• [Your goal] List each line of the data in which the string "true" appears.

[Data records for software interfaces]
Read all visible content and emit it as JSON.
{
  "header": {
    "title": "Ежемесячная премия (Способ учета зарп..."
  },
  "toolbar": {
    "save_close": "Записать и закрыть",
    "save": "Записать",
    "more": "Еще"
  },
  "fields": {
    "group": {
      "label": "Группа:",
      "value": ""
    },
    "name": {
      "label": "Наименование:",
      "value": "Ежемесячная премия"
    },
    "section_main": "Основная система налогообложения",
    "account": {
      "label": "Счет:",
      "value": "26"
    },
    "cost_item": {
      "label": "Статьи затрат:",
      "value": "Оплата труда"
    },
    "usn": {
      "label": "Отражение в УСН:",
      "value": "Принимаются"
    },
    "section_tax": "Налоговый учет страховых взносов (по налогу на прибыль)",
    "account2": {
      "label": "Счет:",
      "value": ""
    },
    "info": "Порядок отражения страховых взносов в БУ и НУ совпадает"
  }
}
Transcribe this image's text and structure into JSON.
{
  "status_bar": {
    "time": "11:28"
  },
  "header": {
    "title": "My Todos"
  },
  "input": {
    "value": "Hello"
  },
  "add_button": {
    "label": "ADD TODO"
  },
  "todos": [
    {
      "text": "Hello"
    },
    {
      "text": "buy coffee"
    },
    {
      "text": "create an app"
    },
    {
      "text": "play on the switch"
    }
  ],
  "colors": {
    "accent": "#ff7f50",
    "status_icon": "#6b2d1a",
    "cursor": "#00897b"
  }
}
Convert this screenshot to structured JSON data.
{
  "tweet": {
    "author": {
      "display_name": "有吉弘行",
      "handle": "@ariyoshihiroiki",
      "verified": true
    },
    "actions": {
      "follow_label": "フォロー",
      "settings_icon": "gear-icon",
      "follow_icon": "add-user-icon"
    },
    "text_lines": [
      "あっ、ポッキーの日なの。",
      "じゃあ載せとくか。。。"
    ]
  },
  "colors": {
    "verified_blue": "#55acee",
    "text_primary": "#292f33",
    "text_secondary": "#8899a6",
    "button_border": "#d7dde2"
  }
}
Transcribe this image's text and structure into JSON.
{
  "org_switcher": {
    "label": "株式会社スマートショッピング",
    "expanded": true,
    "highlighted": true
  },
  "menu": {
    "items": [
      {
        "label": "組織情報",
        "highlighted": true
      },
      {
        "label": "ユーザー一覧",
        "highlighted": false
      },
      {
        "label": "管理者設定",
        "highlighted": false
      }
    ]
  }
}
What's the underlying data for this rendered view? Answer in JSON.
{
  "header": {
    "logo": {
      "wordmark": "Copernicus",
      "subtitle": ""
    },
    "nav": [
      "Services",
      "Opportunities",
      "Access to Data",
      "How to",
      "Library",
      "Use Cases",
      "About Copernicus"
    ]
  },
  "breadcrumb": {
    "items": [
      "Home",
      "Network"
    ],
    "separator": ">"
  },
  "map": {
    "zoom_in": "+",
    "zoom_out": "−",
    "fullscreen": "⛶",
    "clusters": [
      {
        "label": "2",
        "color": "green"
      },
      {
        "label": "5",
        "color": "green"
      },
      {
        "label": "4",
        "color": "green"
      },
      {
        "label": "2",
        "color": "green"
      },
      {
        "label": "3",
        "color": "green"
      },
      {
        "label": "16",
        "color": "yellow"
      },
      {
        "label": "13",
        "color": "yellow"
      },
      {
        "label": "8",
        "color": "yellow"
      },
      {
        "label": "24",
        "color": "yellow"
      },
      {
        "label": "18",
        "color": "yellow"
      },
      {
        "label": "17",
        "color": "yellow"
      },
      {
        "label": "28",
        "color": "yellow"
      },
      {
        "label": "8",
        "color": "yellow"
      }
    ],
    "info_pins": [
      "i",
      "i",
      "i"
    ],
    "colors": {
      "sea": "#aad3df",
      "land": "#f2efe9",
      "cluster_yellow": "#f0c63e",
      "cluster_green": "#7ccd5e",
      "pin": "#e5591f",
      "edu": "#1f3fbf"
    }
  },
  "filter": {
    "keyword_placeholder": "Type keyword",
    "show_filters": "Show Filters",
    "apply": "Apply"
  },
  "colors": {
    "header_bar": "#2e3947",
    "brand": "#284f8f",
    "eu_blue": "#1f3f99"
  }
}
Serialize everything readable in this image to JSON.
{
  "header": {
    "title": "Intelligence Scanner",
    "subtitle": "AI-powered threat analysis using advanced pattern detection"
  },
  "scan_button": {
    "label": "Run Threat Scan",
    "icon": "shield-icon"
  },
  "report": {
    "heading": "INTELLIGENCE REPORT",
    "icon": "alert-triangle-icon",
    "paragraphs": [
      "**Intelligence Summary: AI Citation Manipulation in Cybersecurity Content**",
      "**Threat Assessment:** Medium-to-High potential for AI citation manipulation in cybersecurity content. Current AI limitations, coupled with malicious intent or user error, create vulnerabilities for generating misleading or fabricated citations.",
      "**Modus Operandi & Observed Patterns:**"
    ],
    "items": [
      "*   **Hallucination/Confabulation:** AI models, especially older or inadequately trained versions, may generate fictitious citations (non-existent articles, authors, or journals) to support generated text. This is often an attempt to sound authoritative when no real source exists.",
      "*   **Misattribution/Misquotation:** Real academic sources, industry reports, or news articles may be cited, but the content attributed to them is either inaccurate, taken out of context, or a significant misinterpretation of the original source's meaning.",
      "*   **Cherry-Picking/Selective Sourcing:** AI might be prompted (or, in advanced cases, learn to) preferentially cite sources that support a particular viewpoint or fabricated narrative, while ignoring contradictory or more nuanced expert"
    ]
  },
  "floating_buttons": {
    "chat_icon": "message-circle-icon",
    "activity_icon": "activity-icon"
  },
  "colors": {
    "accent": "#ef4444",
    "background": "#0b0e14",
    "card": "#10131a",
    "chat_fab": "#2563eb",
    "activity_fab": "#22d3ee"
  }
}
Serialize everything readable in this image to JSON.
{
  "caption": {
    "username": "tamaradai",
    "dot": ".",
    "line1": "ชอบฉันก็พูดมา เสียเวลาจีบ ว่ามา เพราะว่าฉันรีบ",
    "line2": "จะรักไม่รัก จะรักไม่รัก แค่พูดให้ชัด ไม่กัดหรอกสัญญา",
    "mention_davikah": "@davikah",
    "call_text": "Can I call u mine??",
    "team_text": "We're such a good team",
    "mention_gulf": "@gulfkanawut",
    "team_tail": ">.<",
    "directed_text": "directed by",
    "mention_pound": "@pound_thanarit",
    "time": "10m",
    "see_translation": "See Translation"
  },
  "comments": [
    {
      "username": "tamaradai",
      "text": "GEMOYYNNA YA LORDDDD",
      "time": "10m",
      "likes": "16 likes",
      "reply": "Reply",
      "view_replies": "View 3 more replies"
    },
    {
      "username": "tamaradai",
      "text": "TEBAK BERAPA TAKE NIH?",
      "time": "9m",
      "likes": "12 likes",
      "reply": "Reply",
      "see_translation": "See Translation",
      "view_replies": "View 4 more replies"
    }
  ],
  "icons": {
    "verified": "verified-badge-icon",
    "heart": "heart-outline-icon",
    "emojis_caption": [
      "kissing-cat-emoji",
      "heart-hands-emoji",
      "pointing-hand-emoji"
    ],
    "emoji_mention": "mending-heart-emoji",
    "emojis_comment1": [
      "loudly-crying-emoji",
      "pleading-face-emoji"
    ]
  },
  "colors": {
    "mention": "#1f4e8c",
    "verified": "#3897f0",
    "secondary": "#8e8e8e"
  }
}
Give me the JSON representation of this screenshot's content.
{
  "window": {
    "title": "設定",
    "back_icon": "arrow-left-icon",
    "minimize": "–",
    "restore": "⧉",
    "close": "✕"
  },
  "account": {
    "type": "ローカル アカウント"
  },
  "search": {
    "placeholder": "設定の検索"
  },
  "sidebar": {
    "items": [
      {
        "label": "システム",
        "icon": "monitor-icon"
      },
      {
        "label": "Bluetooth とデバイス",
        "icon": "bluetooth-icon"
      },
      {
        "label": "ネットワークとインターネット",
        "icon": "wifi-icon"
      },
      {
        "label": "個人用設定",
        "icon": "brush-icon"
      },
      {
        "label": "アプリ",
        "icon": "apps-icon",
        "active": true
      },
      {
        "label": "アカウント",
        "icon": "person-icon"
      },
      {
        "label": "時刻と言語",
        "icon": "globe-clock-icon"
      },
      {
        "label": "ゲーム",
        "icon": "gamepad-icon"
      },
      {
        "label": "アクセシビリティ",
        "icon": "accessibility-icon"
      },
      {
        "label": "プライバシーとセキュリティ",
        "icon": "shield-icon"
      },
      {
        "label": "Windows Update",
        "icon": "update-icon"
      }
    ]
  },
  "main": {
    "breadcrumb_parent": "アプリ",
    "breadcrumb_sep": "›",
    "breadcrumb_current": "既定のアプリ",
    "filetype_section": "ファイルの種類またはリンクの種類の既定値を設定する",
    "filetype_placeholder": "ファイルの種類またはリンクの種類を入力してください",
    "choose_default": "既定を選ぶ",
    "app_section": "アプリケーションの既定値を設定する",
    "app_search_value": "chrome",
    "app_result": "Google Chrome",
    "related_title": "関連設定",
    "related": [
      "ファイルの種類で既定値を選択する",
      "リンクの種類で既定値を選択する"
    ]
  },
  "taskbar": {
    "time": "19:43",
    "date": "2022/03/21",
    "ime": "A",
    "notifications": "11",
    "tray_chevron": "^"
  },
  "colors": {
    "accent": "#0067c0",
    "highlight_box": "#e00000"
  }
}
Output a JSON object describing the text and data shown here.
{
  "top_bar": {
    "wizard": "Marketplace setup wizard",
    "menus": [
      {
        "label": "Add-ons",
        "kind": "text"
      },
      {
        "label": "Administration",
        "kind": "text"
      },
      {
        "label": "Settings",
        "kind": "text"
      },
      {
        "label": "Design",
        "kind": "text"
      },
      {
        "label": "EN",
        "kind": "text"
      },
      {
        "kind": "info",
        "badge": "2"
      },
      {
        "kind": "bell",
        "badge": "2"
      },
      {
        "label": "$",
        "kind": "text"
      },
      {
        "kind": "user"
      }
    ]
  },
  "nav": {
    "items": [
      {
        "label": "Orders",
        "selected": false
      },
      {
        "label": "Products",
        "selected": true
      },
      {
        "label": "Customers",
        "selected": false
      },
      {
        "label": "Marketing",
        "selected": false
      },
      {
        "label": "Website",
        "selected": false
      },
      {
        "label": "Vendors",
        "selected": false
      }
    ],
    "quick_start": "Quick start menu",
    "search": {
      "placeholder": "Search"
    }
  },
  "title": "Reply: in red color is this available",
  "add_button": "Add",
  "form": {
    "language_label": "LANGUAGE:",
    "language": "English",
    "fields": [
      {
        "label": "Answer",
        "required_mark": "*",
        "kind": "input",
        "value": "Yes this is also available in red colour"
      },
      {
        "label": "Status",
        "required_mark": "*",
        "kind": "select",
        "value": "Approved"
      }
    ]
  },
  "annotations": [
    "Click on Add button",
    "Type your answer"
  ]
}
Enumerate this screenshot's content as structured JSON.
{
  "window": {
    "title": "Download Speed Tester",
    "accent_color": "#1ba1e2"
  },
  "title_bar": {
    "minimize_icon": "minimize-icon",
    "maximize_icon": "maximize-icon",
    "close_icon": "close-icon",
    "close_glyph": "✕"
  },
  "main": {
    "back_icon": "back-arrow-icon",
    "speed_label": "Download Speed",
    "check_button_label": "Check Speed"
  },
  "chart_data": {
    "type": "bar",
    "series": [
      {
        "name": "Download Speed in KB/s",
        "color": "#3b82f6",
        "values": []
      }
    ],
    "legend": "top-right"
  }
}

• [Response]
      "verified": true
    "expanded": true,
    "highlighted": true
        "highlighted": true
        "active": true
        "selected": true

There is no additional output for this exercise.